[Excerpts from an interface dataset]
·····

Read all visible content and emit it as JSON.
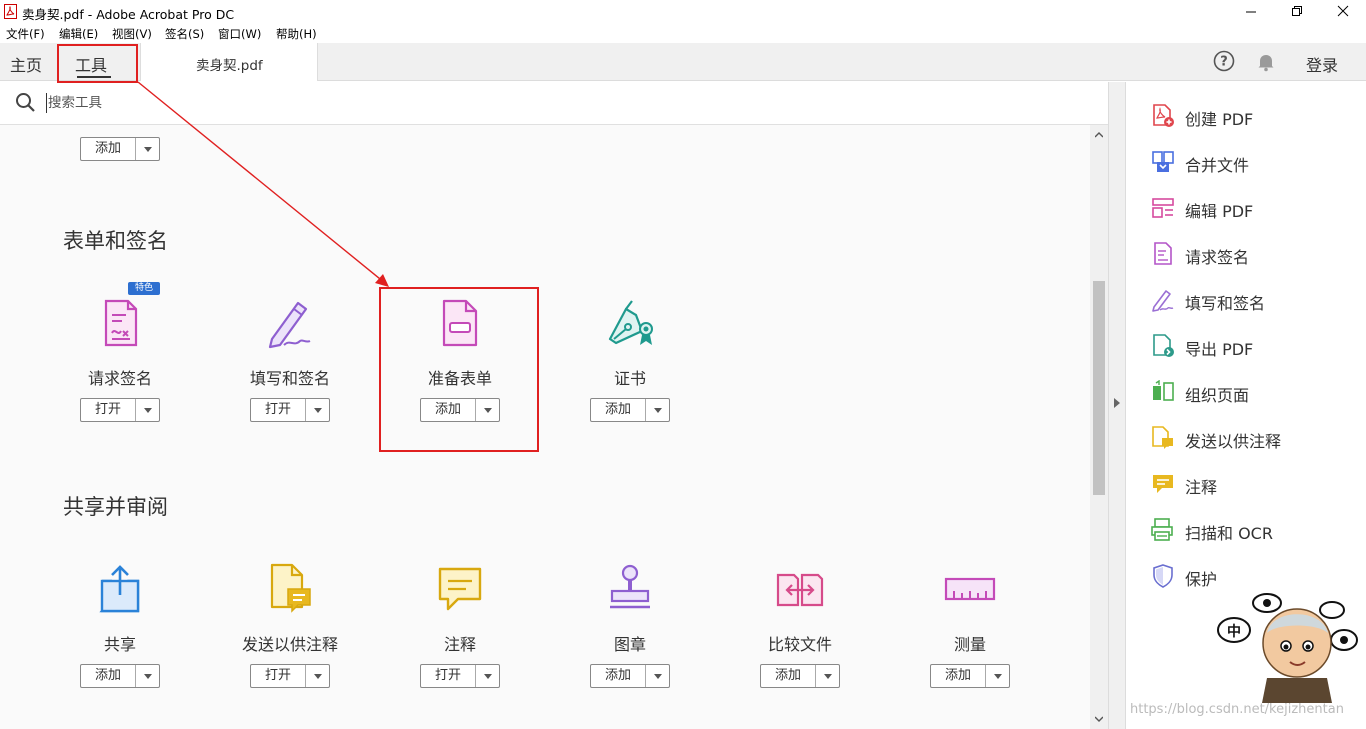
{
  "window": {
    "title": "卖身契.pdf - Adobe Acrobat Pro DC"
  },
  "menu": [
    "文件(F)",
    "编辑(E)",
    "视图(V)",
    "签名(S)",
    "窗口(W)",
    "帮助(H)"
  ],
  "tabs": {
    "home": "主页",
    "tools": "工具",
    "document": "卖身契.pdf"
  },
  "header": {
    "login": "登录"
  },
  "search": {
    "placeholder": "搜索工具"
  },
  "top_tool": {
    "button": "添加"
  },
  "sections": [
    {
      "title": "表单和签名",
      "tools": [
        {
          "label": "请求签名",
          "button": "打开",
          "badge": "特色",
          "icon": "request-signature-icon"
        },
        {
          "label": "填写和签名",
          "button": "打开",
          "icon": "fill-sign-icon"
        },
        {
          "label": "准备表单",
          "button": "添加",
          "icon": "prepare-form-icon"
        },
        {
          "label": "证书",
          "button": "添加",
          "icon": "certificate-icon"
        }
      ]
    },
    {
      "title": "共享并审阅",
      "tools": [
        {
          "label": "共享",
          "button": "添加",
          "icon": "share-icon"
        },
        {
          "label": "发送以供注释",
          "button": "打开",
          "icon": "send-comments-icon"
        },
        {
          "label": "注释",
          "button": "打开",
          "icon": "comment-icon"
        },
        {
          "label": "图章",
          "button": "添加",
          "icon": "stamp-icon"
        },
        {
          "label": "比较文件",
          "button": "添加",
          "icon": "compare-icon"
        },
        {
          "label": "测量",
          "button": "添加",
          "icon": "measure-icon"
        }
      ]
    }
  ],
  "right_panel": [
    {
      "label": "创建 PDF",
      "icon": "create-pdf-icon",
      "color": "#e0464d"
    },
    {
      "label": "合并文件",
      "icon": "combine-files-icon",
      "color": "#4a6fe0"
    },
    {
      "label": "编辑 PDF",
      "icon": "edit-pdf-icon",
      "color": "#d64b9e"
    },
    {
      "label": "请求签名",
      "icon": "request-signature-icon",
      "color": "#b455c8"
    },
    {
      "label": "填写和签名",
      "icon": "fill-sign-icon",
      "color": "#9a6fd4"
    },
    {
      "label": "导出 PDF",
      "icon": "export-pdf-icon",
      "color": "#2d9a8a"
    },
    {
      "label": "组织页面",
      "icon": "organize-pages-icon",
      "color": "#4caf50"
    },
    {
      "label": "发送以供注释",
      "icon": "send-comments-icon",
      "color": "#e8b820"
    },
    {
      "label": "注释",
      "icon": "comment-icon",
      "color": "#e8b820"
    },
    {
      "label": "扫描和 OCR",
      "icon": "scan-ocr-icon",
      "color": "#4caf50"
    },
    {
      "label": "保护",
      "icon": "protect-icon",
      "color": "#6a6fd0"
    }
  ],
  "watermark": "https://blog.csdn.net/kejizhentan",
  "colors": {
    "annotation_red": "#e02020",
    "badge_blue": "#2d6fd0"
  }
}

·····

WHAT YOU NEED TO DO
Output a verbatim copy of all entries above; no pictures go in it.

RESPONSE TO THIS EXERCISE
Read all visible content and emit it as JSON.
{
  "window": {
    "title": "卖身契.pdf - Adobe Acrobat Pro DC"
  },
  "menu": [
    "文件(F)",
    "编辑(E)",
    "视图(V)",
    "签名(S)",
    "窗口(W)",
    "帮助(H)"
  ],
  "tabs": {
    "home": "主页",
    "tools": "工具",
    "document": "卖身契.pdf"
  },
  "header": {
    "login": "登录"
  },
  "search": {
    "placeholder": "搜索工具"
  },
  "top_tool": {
    "button": "添加"
  },
  "sections": [
    {
      "title": "表单和签名",
      "tools": [
        {
          "label": "请求签名",
          "button": "打开",
          "badge": "特色",
          "icon": "request-signature-icon"
        },
        {
          "label": "填写和签名",
          "button": "打开",
          "icon": "fill-sign-icon"
        },
        {
          "label": "准备表单",
          "button": "添加",
          "icon": "prepare-form-icon"
        },
        {
          "label": "证书",
          "button": "添加",
          "icon": "certificate-icon"
        }
      ]
    },
    {
      "title": "共享并审阅",
      "tools": [
        {
          "label": "共享",
          "button": "添加",
          "icon": "share-icon"
        },
        {
          "label": "发送以供注释",
          "button": "打开",
          "icon": "send-comments-icon"
        },
        {
          "label": "注释",
          "button": "打开",
          "icon": "comment-icon"
        },
        {
          "label": "图章",
          "button": "添加",
          "icon": "stamp-icon"
        },
        {
          "label": "比较文件",
          "button": "添加",
          "icon": "compare-icon"
        },
        {
          "label": "测量",
          "button": "添加",
          "icon": "measure-icon"
        }
      ]
    }
  ],
  "right_panel": [
    {
      "label": "创建 PDF",
      "icon": "create-pdf-icon",
      "color": "#e0464d"
    },
    {
      "label": "合并文件",
      "icon": "combine-files-icon",
      "color": "#4a6fe0"
    },
    {
      "label": "编辑 PDF",
      "icon": "edit-pdf-icon",
      "color": "#d64b9e"
    },
    {
      "label": "请求签名",
      "icon": "request-signature-icon",
      "color": "#b455c8"
    },
    {
      "label": "填写和签名",
      "icon": "fill-sign-icon",
      "color": "#9a6fd4"
    },
    {
      "label": "导出 PDF",
      "icon": "export-pdf-icon",
      "color": "#2d9a8a"
    },
    {
      "label": "组织页面",
      "icon": "organize-pages-icon",
      "color": "#4caf50"
    },
    {
      "label": "发送以供注释",
      "icon": "send-comments-icon",
      "color": "#e8b820"
    },
    {
      "label": "注释",
      "icon": "comment-icon",
      "color": "#e8b820"
    },
    {
      "label": "扫描和 OCR",
      "icon": "scan-ocr-icon",
      "color": "#4caf50"
    },
    {
      "label": "保护",
      "icon": "protect-icon",
      "color": "#6a6fd0"
    }
  ],
  "watermark": "https://blog.csdn.net/kejizhentan",
  "colors": {
    "annotation_red": "#e02020",
    "badge_blue": "#2d6fd0"
  }
}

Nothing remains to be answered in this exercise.